• Supplied entries:

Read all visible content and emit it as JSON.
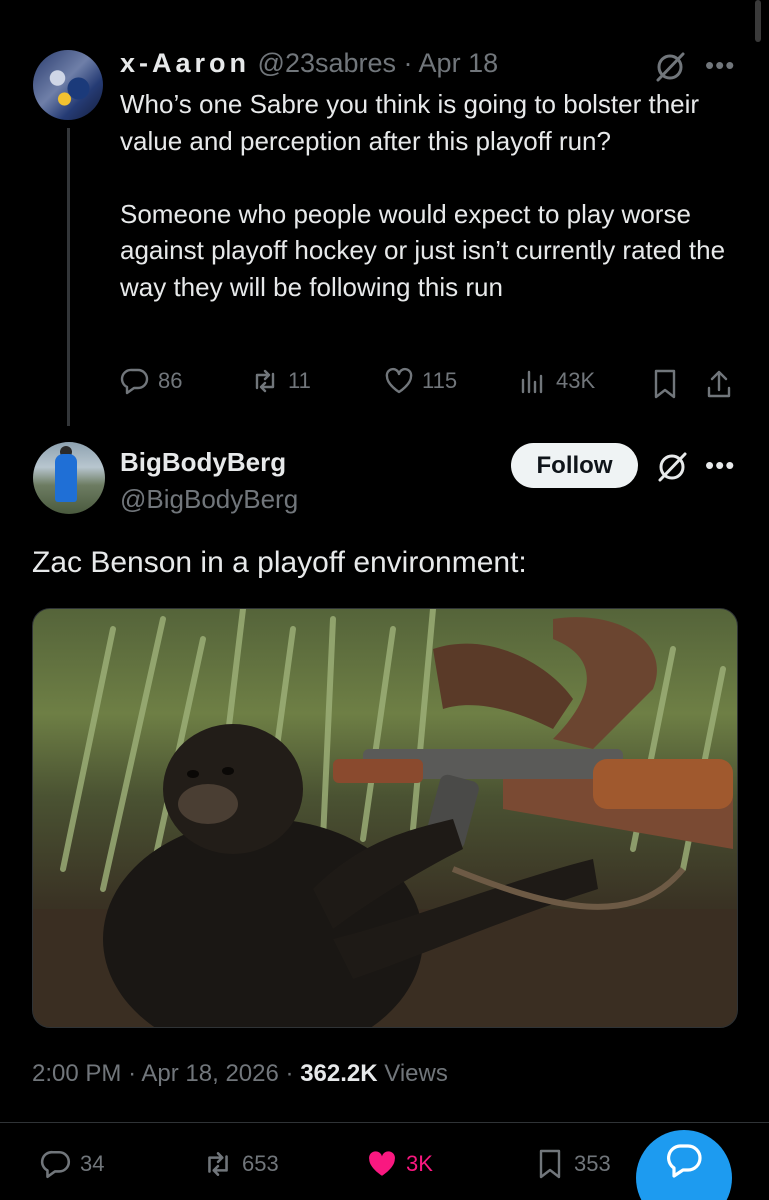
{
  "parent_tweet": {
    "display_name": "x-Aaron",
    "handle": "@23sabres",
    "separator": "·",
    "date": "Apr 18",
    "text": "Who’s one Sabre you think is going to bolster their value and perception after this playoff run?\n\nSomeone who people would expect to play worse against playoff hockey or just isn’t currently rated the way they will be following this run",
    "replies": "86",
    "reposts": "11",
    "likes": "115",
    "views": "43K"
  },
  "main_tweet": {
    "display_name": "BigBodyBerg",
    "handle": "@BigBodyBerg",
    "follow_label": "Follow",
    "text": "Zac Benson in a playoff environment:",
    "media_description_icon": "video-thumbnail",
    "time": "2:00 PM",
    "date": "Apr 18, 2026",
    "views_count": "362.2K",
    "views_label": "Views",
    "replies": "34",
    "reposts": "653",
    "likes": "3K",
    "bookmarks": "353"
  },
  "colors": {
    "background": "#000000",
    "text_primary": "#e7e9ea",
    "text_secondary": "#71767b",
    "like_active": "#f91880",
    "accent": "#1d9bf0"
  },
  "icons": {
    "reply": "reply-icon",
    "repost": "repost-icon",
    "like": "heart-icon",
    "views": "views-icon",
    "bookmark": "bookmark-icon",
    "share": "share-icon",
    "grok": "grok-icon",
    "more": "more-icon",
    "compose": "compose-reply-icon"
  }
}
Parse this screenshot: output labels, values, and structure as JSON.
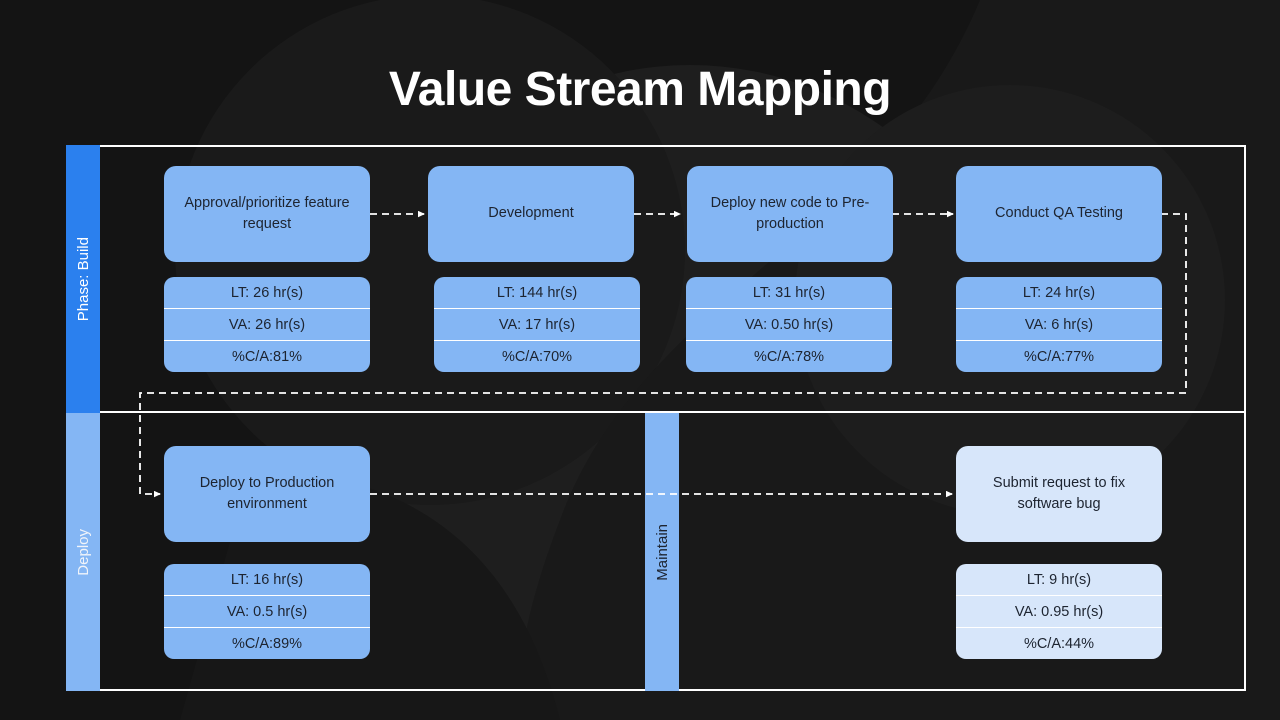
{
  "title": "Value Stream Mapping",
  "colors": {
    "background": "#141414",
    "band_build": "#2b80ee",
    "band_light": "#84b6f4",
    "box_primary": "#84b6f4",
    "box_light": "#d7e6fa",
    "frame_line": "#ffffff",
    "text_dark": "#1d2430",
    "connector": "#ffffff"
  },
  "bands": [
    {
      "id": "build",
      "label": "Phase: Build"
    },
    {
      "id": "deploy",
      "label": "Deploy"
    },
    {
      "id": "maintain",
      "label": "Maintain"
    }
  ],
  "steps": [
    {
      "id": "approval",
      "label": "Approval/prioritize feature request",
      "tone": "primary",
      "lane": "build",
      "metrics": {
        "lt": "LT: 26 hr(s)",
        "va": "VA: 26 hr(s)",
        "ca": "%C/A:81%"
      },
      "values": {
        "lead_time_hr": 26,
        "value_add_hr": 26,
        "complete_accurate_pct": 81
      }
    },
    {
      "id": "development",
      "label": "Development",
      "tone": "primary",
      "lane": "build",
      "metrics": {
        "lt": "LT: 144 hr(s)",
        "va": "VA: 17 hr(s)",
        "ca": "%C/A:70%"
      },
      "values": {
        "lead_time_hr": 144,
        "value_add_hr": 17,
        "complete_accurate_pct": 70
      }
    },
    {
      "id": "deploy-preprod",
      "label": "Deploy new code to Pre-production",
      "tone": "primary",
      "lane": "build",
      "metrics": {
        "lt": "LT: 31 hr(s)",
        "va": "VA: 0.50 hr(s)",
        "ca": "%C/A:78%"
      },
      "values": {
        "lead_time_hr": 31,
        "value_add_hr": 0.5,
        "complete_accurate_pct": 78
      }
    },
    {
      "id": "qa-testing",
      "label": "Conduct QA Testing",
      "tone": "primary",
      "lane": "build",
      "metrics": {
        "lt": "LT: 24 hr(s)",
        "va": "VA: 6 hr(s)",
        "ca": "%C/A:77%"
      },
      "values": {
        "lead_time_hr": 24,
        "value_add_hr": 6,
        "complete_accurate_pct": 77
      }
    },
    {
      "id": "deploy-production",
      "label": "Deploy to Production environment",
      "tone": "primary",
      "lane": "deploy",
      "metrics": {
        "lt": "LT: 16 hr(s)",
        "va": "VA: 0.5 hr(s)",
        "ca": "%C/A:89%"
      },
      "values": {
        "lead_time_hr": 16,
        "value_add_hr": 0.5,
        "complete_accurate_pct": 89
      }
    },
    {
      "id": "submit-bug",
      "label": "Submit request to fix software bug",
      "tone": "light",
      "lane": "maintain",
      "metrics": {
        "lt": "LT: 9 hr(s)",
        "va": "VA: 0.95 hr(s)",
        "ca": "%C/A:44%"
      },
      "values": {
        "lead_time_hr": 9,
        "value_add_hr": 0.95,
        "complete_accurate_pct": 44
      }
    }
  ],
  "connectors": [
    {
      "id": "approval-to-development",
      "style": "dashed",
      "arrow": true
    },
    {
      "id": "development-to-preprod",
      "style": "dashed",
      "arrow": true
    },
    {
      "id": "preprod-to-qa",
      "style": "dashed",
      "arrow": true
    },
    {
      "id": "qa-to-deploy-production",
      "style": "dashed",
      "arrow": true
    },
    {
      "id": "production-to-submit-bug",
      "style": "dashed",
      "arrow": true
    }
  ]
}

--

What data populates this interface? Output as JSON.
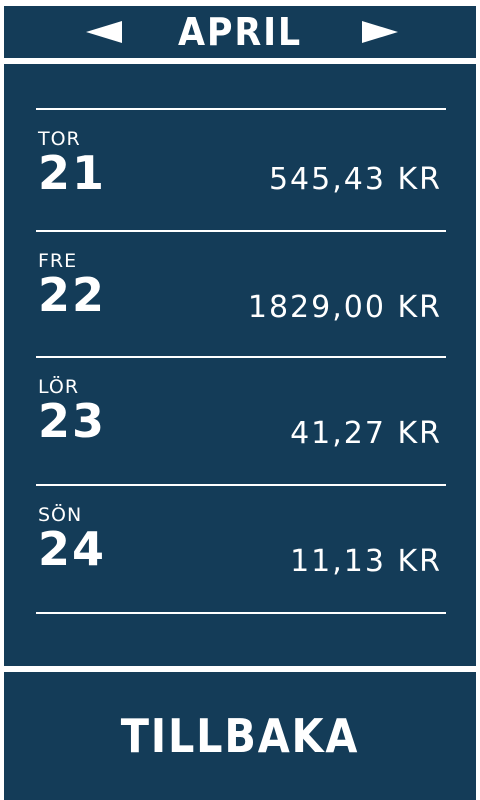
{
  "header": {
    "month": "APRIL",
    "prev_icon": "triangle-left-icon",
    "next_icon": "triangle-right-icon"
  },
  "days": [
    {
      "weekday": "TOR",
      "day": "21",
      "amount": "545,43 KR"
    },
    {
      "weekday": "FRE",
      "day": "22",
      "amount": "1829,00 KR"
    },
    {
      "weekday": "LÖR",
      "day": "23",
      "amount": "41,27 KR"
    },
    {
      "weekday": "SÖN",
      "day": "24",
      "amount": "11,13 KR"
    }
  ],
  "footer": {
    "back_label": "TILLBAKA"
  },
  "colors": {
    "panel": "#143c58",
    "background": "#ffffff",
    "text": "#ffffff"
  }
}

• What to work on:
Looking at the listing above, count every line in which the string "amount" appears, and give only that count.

• Task result:
4